## Recorded information:

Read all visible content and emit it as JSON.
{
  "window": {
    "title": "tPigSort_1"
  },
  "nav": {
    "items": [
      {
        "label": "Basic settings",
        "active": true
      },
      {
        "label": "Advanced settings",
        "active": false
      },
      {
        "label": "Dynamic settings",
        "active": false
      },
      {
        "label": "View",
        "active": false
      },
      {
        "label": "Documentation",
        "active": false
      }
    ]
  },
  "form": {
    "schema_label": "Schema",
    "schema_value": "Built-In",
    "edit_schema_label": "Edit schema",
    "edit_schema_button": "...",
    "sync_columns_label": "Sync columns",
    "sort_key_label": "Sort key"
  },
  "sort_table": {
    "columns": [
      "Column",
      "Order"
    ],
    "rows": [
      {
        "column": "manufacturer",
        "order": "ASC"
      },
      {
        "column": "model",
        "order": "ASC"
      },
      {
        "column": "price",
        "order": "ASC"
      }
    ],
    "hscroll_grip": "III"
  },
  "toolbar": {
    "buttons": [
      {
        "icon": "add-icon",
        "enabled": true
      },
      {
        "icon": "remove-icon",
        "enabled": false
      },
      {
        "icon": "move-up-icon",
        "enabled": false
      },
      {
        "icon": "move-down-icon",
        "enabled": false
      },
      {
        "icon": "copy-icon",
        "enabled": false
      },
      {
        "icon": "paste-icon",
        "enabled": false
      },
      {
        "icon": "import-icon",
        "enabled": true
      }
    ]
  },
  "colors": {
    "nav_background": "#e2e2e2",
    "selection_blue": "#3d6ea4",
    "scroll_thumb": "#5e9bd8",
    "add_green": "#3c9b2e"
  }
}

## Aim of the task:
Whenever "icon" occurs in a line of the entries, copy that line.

## Response area:
        "icon": "add-icon",
        "icon": "remove-icon",
        "icon": "move-up-icon",
        "icon": "move-down-icon",
        "icon": "copy-icon",
        "icon": "paste-icon",
        "icon": "import-icon",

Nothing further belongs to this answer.